Court declines stay in redistricting; US House elections off
Posted February 19, 2016
RALEIGH, N.C. — The U.S. Supreme Court refused Friday night to stop a lower-court order demanding North Carolina legislators draw a new congressional map, meaning U.S. House primary elections won't occur next month as scheduled and are shifted to June.
The denial of the request by state of North Carolina attorneys for the justices to intervene came after Republican lawmakers redrew the boundaries as a safeguard to comply with a federal court ruling that called two majority black districts racial gerrymanders.
The General Assembly reconvened and passed a new map because a three-judge panel had ordered a replacement by Friday.
State attorneys argued that absentee ballots already were being requested for the March 15 primary election, and blocking districts used since 2011 would create electoral chaos and a costly separate House primary later in the year. But voters who sued over the boundaries said they shouldn't have to vote in illegal districts for another election cycle, as in 2012 and 2014.
The refusal means the congressional primary elections will now occur June 7 under new boundaries that put two incumbents in the same district and seriously jeopardize the re-election of Democratic 12th District Congresswoman Alma Adams, who is now living in a strong Republican district.
The state's separate formal appeal of the three-judge panel's decision continues regardless of the justices' decision on the stay. But the stay denial marks a substantial defeat for GOP legislators, who drew the districts in 2011.

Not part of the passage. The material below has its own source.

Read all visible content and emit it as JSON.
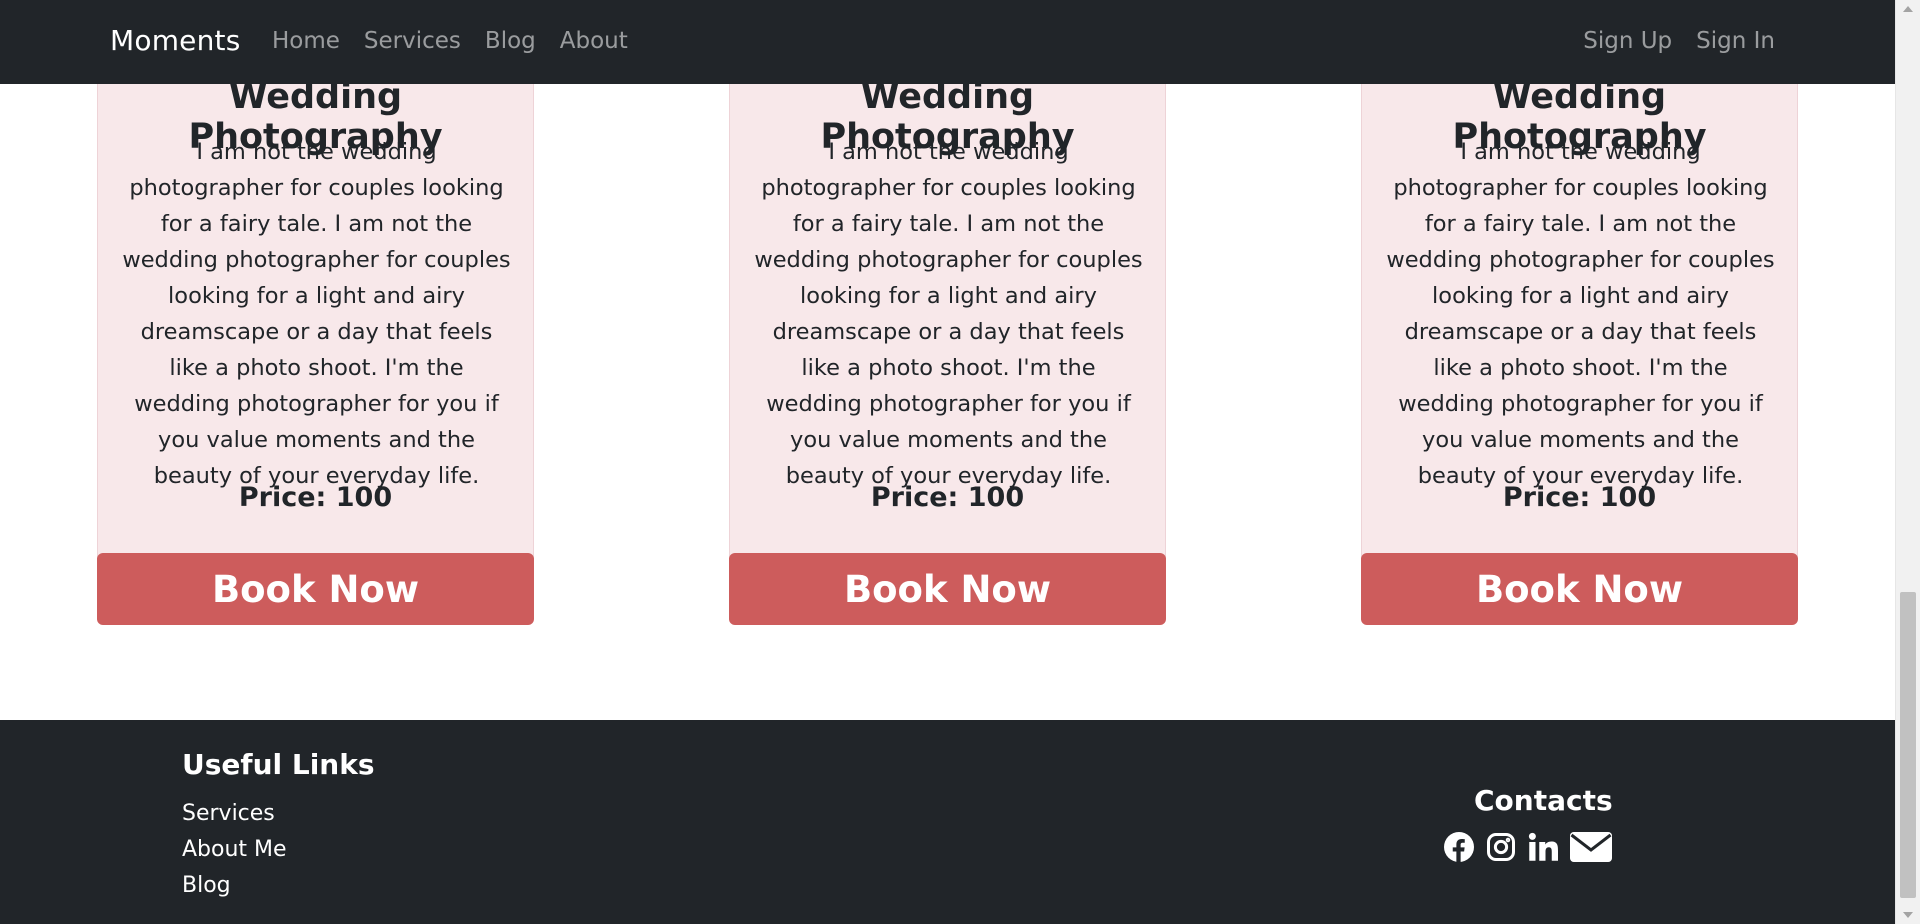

"I am pleased the court declined to allow the GOP's racially gerrymandered congressional districts to move forward. The implications for the equally abusive legislative districts are clear," said Rep. Grier Martin, D-Wake.
The state House and state Senate districts were drawn in 2011 using the same redistricting logic used in the congressional map and also have been challenged in court. That case is scheduled to be argued in April before the same federal court that tossed out the congressional maps.

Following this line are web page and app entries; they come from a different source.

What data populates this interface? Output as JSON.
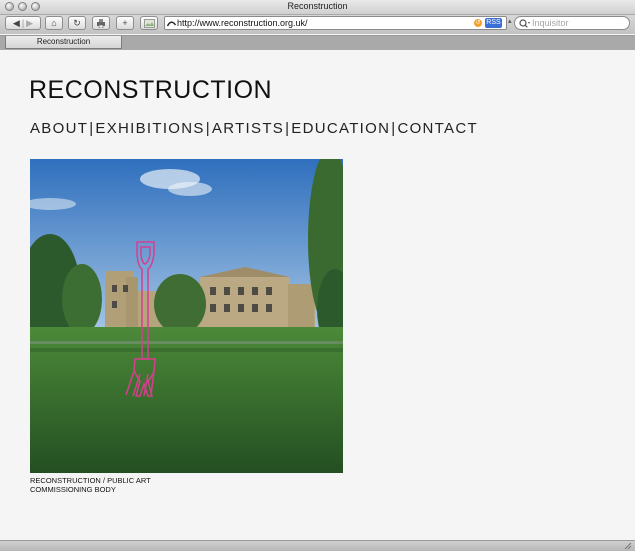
{
  "window": {
    "title": "Reconstruction"
  },
  "toolbar": {
    "url": "http://www.reconstruction.org.uk/",
    "rss_label": "RSS",
    "search_placeholder": "Inquisitor"
  },
  "tabs": [
    {
      "label": "Reconstruction"
    }
  ],
  "page": {
    "site_title": "RECONSTRUCTION",
    "nav": [
      "ABOUT",
      "EXHIBITIONS",
      "ARTISTS",
      "EDUCATION",
      "CONTACT"
    ],
    "nav_separator": "|",
    "caption_line1": "RECONSTRUCTION / PUBLIC ART",
    "caption_line2": "COMMISSIONING BODY"
  },
  "colors": {
    "fork_outline": "#d63f8f",
    "sky": "#4d86c9",
    "lawn": "#2f6b2a"
  }
}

The Feb. 5 lower-court decision found illegal the majority black 1st and 12th Districts as drawn by Republican legislators earlier this decade because lawmakers improperly used race predominantly to determine the districts' shape and voting populations. The 1st District covers all or parts of 24 counties from Durham to Elizabeth City and New Bern. The 12th District takes in parts of Charlotte, Winston-Salem and Greensboro, largely linked along Interstate 85.

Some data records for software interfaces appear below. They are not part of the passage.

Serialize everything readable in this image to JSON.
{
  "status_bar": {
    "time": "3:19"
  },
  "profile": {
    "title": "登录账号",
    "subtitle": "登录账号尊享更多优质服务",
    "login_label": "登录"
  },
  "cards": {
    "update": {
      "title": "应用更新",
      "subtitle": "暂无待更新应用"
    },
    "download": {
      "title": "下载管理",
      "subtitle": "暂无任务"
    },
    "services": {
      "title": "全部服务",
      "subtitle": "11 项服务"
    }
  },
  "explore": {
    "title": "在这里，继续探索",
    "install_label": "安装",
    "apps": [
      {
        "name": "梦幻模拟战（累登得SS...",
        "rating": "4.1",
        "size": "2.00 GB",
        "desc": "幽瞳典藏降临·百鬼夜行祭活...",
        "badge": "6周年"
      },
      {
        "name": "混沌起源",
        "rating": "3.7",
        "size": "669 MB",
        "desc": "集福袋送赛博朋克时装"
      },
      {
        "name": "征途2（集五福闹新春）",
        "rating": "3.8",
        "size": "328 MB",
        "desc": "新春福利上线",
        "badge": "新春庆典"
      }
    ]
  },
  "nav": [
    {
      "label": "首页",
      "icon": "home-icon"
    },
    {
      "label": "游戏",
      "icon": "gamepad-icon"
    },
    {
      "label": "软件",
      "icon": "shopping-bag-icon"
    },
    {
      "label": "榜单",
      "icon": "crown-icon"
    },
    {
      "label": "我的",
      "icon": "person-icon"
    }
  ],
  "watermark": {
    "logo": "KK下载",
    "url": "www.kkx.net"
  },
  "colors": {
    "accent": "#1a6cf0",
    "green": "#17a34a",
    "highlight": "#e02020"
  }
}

Two voters who sued in 2013 said legislators packed black voters into the two districts while diminishing their influence in surrounding districts. Attorneys for legislative leaders and the state disagree and said the districts were drawn fairly and in accordance with the Voting Rights Act and past redistricting decisions.
Even with U.S. House races delayed, North Carolina's March 15 primary includes the presidential preference primaries; races for governor, U.S. Senate and the General Assembly; and a $2 billion bond referendum.
According to Republican lawmakers that drew the map, the boundaries give the GOP a solid chance to retain 10 of the 13 seats in North Carolina's congressional delegation.